• **TASK ITEM**: This exercise calls for an exact copy of the listing, with no pictures kept.

━━━━━━━━━━━━━━━━━━━━

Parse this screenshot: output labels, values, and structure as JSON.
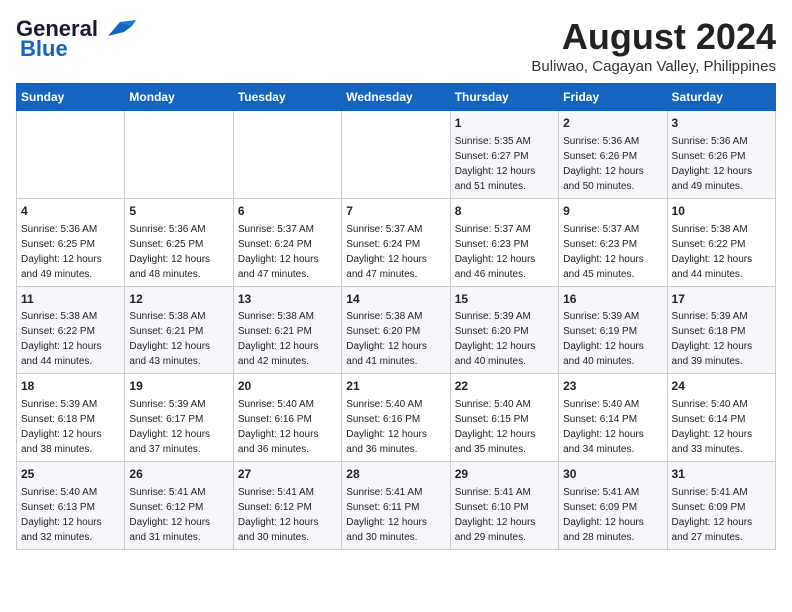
{
  "logo": {
    "line1": "General",
    "line2": "Blue"
  },
  "title": "August 2024",
  "subtitle": "Buliwao, Cagayan Valley, Philippines",
  "days_header": [
    "Sunday",
    "Monday",
    "Tuesday",
    "Wednesday",
    "Thursday",
    "Friday",
    "Saturday"
  ],
  "weeks": [
    [
      {
        "day": "",
        "content": ""
      },
      {
        "day": "",
        "content": ""
      },
      {
        "day": "",
        "content": ""
      },
      {
        "day": "",
        "content": ""
      },
      {
        "day": "1",
        "content": "Sunrise: 5:35 AM\nSunset: 6:27 PM\nDaylight: 12 hours\nand 51 minutes."
      },
      {
        "day": "2",
        "content": "Sunrise: 5:36 AM\nSunset: 6:26 PM\nDaylight: 12 hours\nand 50 minutes."
      },
      {
        "day": "3",
        "content": "Sunrise: 5:36 AM\nSunset: 6:26 PM\nDaylight: 12 hours\nand 49 minutes."
      }
    ],
    [
      {
        "day": "4",
        "content": "Sunrise: 5:36 AM\nSunset: 6:25 PM\nDaylight: 12 hours\nand 49 minutes."
      },
      {
        "day": "5",
        "content": "Sunrise: 5:36 AM\nSunset: 6:25 PM\nDaylight: 12 hours\nand 48 minutes."
      },
      {
        "day": "6",
        "content": "Sunrise: 5:37 AM\nSunset: 6:24 PM\nDaylight: 12 hours\nand 47 minutes."
      },
      {
        "day": "7",
        "content": "Sunrise: 5:37 AM\nSunset: 6:24 PM\nDaylight: 12 hours\nand 47 minutes."
      },
      {
        "day": "8",
        "content": "Sunrise: 5:37 AM\nSunset: 6:23 PM\nDaylight: 12 hours\nand 46 minutes."
      },
      {
        "day": "9",
        "content": "Sunrise: 5:37 AM\nSunset: 6:23 PM\nDaylight: 12 hours\nand 45 minutes."
      },
      {
        "day": "10",
        "content": "Sunrise: 5:38 AM\nSunset: 6:22 PM\nDaylight: 12 hours\nand 44 minutes."
      }
    ],
    [
      {
        "day": "11",
        "content": "Sunrise: 5:38 AM\nSunset: 6:22 PM\nDaylight: 12 hours\nand 44 minutes."
      },
      {
        "day": "12",
        "content": "Sunrise: 5:38 AM\nSunset: 6:21 PM\nDaylight: 12 hours\nand 43 minutes."
      },
      {
        "day": "13",
        "content": "Sunrise: 5:38 AM\nSunset: 6:21 PM\nDaylight: 12 hours\nand 42 minutes."
      },
      {
        "day": "14",
        "content": "Sunrise: 5:38 AM\nSunset: 6:20 PM\nDaylight: 12 hours\nand 41 minutes."
      },
      {
        "day": "15",
        "content": "Sunrise: 5:39 AM\nSunset: 6:20 PM\nDaylight: 12 hours\nand 40 minutes."
      },
      {
        "day": "16",
        "content": "Sunrise: 5:39 AM\nSunset: 6:19 PM\nDaylight: 12 hours\nand 40 minutes."
      },
      {
        "day": "17",
        "content": "Sunrise: 5:39 AM\nSunset: 6:18 PM\nDaylight: 12 hours\nand 39 minutes."
      }
    ],
    [
      {
        "day": "18",
        "content": "Sunrise: 5:39 AM\nSunset: 6:18 PM\nDaylight: 12 hours\nand 38 minutes."
      },
      {
        "day": "19",
        "content": "Sunrise: 5:39 AM\nSunset: 6:17 PM\nDaylight: 12 hours\nand 37 minutes."
      },
      {
        "day": "20",
        "content": "Sunrise: 5:40 AM\nSunset: 6:16 PM\nDaylight: 12 hours\nand 36 minutes."
      },
      {
        "day": "21",
        "content": "Sunrise: 5:40 AM\nSunset: 6:16 PM\nDaylight: 12 hours\nand 36 minutes."
      },
      {
        "day": "22",
        "content": "Sunrise: 5:40 AM\nSunset: 6:15 PM\nDaylight: 12 hours\nand 35 minutes."
      },
      {
        "day": "23",
        "content": "Sunrise: 5:40 AM\nSunset: 6:14 PM\nDaylight: 12 hours\nand 34 minutes."
      },
      {
        "day": "24",
        "content": "Sunrise: 5:40 AM\nSunset: 6:14 PM\nDaylight: 12 hours\nand 33 minutes."
      }
    ],
    [
      {
        "day": "25",
        "content": "Sunrise: 5:40 AM\nSunset: 6:13 PM\nDaylight: 12 hours\nand 32 minutes."
      },
      {
        "day": "26",
        "content": "Sunrise: 5:41 AM\nSunset: 6:12 PM\nDaylight: 12 hours\nand 31 minutes."
      },
      {
        "day": "27",
        "content": "Sunrise: 5:41 AM\nSunset: 6:12 PM\nDaylight: 12 hours\nand 30 minutes."
      },
      {
        "day": "28",
        "content": "Sunrise: 5:41 AM\nSunset: 6:11 PM\nDaylight: 12 hours\nand 30 minutes."
      },
      {
        "day": "29",
        "content": "Sunrise: 5:41 AM\nSunset: 6:10 PM\nDaylight: 12 hours\nand 29 minutes."
      },
      {
        "day": "30",
        "content": "Sunrise: 5:41 AM\nSunset: 6:09 PM\nDaylight: 12 hours\nand 28 minutes."
      },
      {
        "day": "31",
        "content": "Sunrise: 5:41 AM\nSunset: 6:09 PM\nDaylight: 12 hours\nand 27 minutes."
      }
    ]
  ]
}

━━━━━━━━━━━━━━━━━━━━

• **RESULT OF THIS EXERCISE**:
Parse this screenshot: output labels, values, and structure as JSON.
{
  "logo": {
    "line1": "General",
    "line2": "Blue"
  },
  "title": "August 2024",
  "subtitle": "Buliwao, Cagayan Valley, Philippines",
  "days_header": [
    "Sunday",
    "Monday",
    "Tuesday",
    "Wednesday",
    "Thursday",
    "Friday",
    "Saturday"
  ],
  "weeks": [
    [
      {
        "day": "",
        "content": ""
      },
      {
        "day": "",
        "content": ""
      },
      {
        "day": "",
        "content": ""
      },
      {
        "day": "",
        "content": ""
      },
      {
        "day": "1",
        "content": "Sunrise: 5:35 AM\nSunset: 6:27 PM\nDaylight: 12 hours\nand 51 minutes."
      },
      {
        "day": "2",
        "content": "Sunrise: 5:36 AM\nSunset: 6:26 PM\nDaylight: 12 hours\nand 50 minutes."
      },
      {
        "day": "3",
        "content": "Sunrise: 5:36 AM\nSunset: 6:26 PM\nDaylight: 12 hours\nand 49 minutes."
      }
    ],
    [
      {
        "day": "4",
        "content": "Sunrise: 5:36 AM\nSunset: 6:25 PM\nDaylight: 12 hours\nand 49 minutes."
      },
      {
        "day": "5",
        "content": "Sunrise: 5:36 AM\nSunset: 6:25 PM\nDaylight: 12 hours\nand 48 minutes."
      },
      {
        "day": "6",
        "content": "Sunrise: 5:37 AM\nSunset: 6:24 PM\nDaylight: 12 hours\nand 47 minutes."
      },
      {
        "day": "7",
        "content": "Sunrise: 5:37 AM\nSunset: 6:24 PM\nDaylight: 12 hours\nand 47 minutes."
      },
      {
        "day": "8",
        "content": "Sunrise: 5:37 AM\nSunset: 6:23 PM\nDaylight: 12 hours\nand 46 minutes."
      },
      {
        "day": "9",
        "content": "Sunrise: 5:37 AM\nSunset: 6:23 PM\nDaylight: 12 hours\nand 45 minutes."
      },
      {
        "day": "10",
        "content": "Sunrise: 5:38 AM\nSunset: 6:22 PM\nDaylight: 12 hours\nand 44 minutes."
      }
    ],
    [
      {
        "day": "11",
        "content": "Sunrise: 5:38 AM\nSunset: 6:22 PM\nDaylight: 12 hours\nand 44 minutes."
      },
      {
        "day": "12",
        "content": "Sunrise: 5:38 AM\nSunset: 6:21 PM\nDaylight: 12 hours\nand 43 minutes."
      },
      {
        "day": "13",
        "content": "Sunrise: 5:38 AM\nSunset: 6:21 PM\nDaylight: 12 hours\nand 42 minutes."
      },
      {
        "day": "14",
        "content": "Sunrise: 5:38 AM\nSunset: 6:20 PM\nDaylight: 12 hours\nand 41 minutes."
      },
      {
        "day": "15",
        "content": "Sunrise: 5:39 AM\nSunset: 6:20 PM\nDaylight: 12 hours\nand 40 minutes."
      },
      {
        "day": "16",
        "content": "Sunrise: 5:39 AM\nSunset: 6:19 PM\nDaylight: 12 hours\nand 40 minutes."
      },
      {
        "day": "17",
        "content": "Sunrise: 5:39 AM\nSunset: 6:18 PM\nDaylight: 12 hours\nand 39 minutes."
      }
    ],
    [
      {
        "day": "18",
        "content": "Sunrise: 5:39 AM\nSunset: 6:18 PM\nDaylight: 12 hours\nand 38 minutes."
      },
      {
        "day": "19",
        "content": "Sunrise: 5:39 AM\nSunset: 6:17 PM\nDaylight: 12 hours\nand 37 minutes."
      },
      {
        "day": "20",
        "content": "Sunrise: 5:40 AM\nSunset: 6:16 PM\nDaylight: 12 hours\nand 36 minutes."
      },
      {
        "day": "21",
        "content": "Sunrise: 5:40 AM\nSunset: 6:16 PM\nDaylight: 12 hours\nand 36 minutes."
      },
      {
        "day": "22",
        "content": "Sunrise: 5:40 AM\nSunset: 6:15 PM\nDaylight: 12 hours\nand 35 minutes."
      },
      {
        "day": "23",
        "content": "Sunrise: 5:40 AM\nSunset: 6:14 PM\nDaylight: 12 hours\nand 34 minutes."
      },
      {
        "day": "24",
        "content": "Sunrise: 5:40 AM\nSunset: 6:14 PM\nDaylight: 12 hours\nand 33 minutes."
      }
    ],
    [
      {
        "day": "25",
        "content": "Sunrise: 5:40 AM\nSunset: 6:13 PM\nDaylight: 12 hours\nand 32 minutes."
      },
      {
        "day": "26",
        "content": "Sunrise: 5:41 AM\nSunset: 6:12 PM\nDaylight: 12 hours\nand 31 minutes."
      },
      {
        "day": "27",
        "content": "Sunrise: 5:41 AM\nSunset: 6:12 PM\nDaylight: 12 hours\nand 30 minutes."
      },
      {
        "day": "28",
        "content": "Sunrise: 5:41 AM\nSunset: 6:11 PM\nDaylight: 12 hours\nand 30 minutes."
      },
      {
        "day": "29",
        "content": "Sunrise: 5:41 AM\nSunset: 6:10 PM\nDaylight: 12 hours\nand 29 minutes."
      },
      {
        "day": "30",
        "content": "Sunrise: 5:41 AM\nSunset: 6:09 PM\nDaylight: 12 hours\nand 28 minutes."
      },
      {
        "day": "31",
        "content": "Sunrise: 5:41 AM\nSunset: 6:09 PM\nDaylight: 12 hours\nand 27 minutes."
      }
    ]
  ]
}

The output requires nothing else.